By Michael Koehnlein
It was the summer of 1984, and I was headed west on my Suzuki, camping gear strapped to the seat. In Denver, I met two guys riding a Honda. They were nearly broke, and going to Florida to start new jobs. We hung out for a while in their hotel room. Before leaving, I bought them dinner and a six pack. At about 9:00 p.m., I started east on I-70, headed towards home in the dark.
Two and a half hours later, in the middle of nowhere, the master link fell off the chain. I coasted to the shoulder knowing I didn’t have a spare. A few minutes later, a Harley rider pulled up and offered to help, but without another master link, there was nothing we could do. He was headed east to boot camp at Fort Dix, but he offered me a ride back to Denver to drop me off with the Honda guys.
Between stopping for me and going back to Denver, he was going about six hours out of his way. We decided to leave my bike on the shoulder. Then a Colorado State Trooper pulled up behind us. He suggested pushing the bike down into the ditch so it would be out of sight: all of that camping gear would be very tempting. The ditch was soft sand, and the bike’s side stand was sinking. The trooper emptied a clipboard and handed it to me to put under the side stand. “Don’t worry, I’ll get another one back at the barracks.” He promised to keep an eye on my bike while on patrol.

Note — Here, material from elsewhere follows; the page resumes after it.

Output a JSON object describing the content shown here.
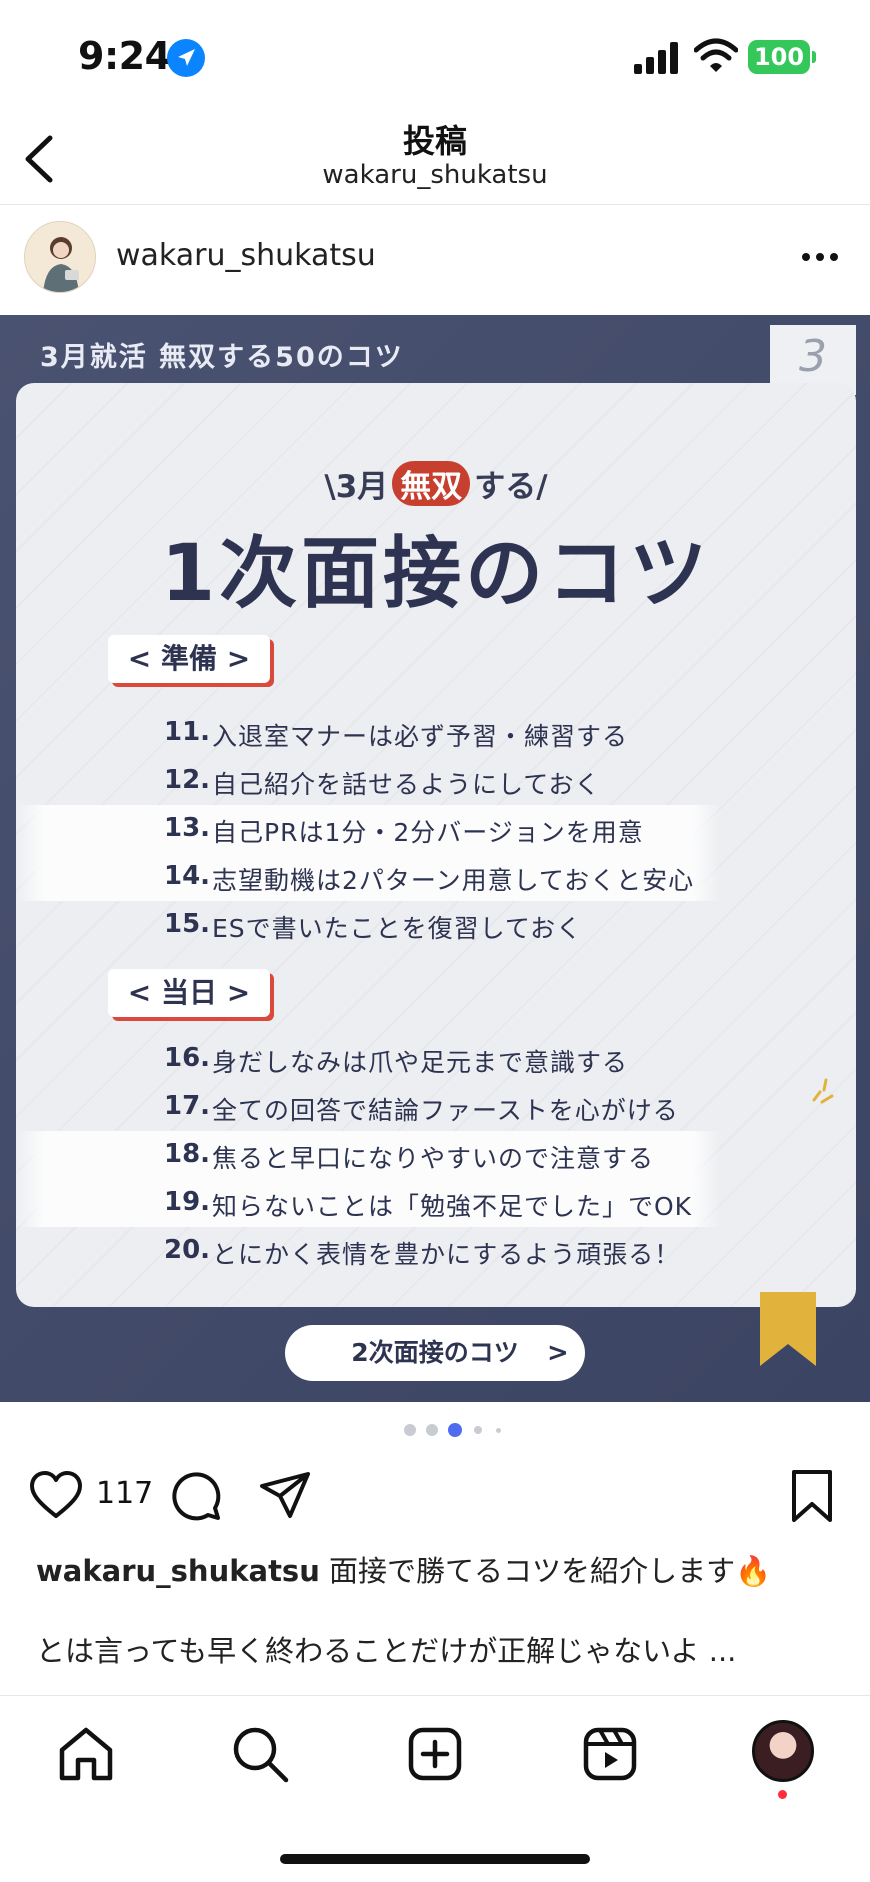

By 2:00 a.m., we were back in Denver. I tried to insist, but the Harley rider wouldn’t take any money for gas. The Honda guys threw some blankets on the floor of their hotel room and let me sleep there. The next morning, one of them took me to a local bike shop, where I bought TWO master links; then he drove me out to my bike. A quick repair, and the bike was fixed. I followed him back to Denver, where his buddy had been waiting all that time. These two guys were delayed for six hours in addition to being woken in the middle of the night. I filled their tank, but that didn’t cover the gas they had used. I knew it would be their only meal that day, so I bought them a huge lunch.
I wasn’t in dire financial straits, and I wasn’t going to die out there, but three people spent hours and hours of their time and gas helping me just because they wanted to. And the second master link I bought? Just before Kansas City, I pulled onto the shoulder behind a stranded Yamaha motorcycle… with a missing master link!